ABOUT THIS TASK: Copy each line in the data below that contains the word "label".

Items from an interface collection:

Content starts

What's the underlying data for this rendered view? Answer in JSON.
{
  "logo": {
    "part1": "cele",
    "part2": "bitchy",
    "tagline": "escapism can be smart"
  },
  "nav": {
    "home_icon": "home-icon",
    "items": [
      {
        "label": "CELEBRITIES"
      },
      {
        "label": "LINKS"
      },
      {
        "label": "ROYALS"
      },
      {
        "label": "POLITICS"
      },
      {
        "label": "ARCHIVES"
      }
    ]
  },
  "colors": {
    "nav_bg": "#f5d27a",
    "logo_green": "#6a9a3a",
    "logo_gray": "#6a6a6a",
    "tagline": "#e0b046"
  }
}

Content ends

SOLUTION TO THE PROBLEM:
        "label": "CELEBRITIES"
        "label": "LINKS"
        "label": "ROYALS"
        "label": "POLITICS"
        "label": "ARCHIVES"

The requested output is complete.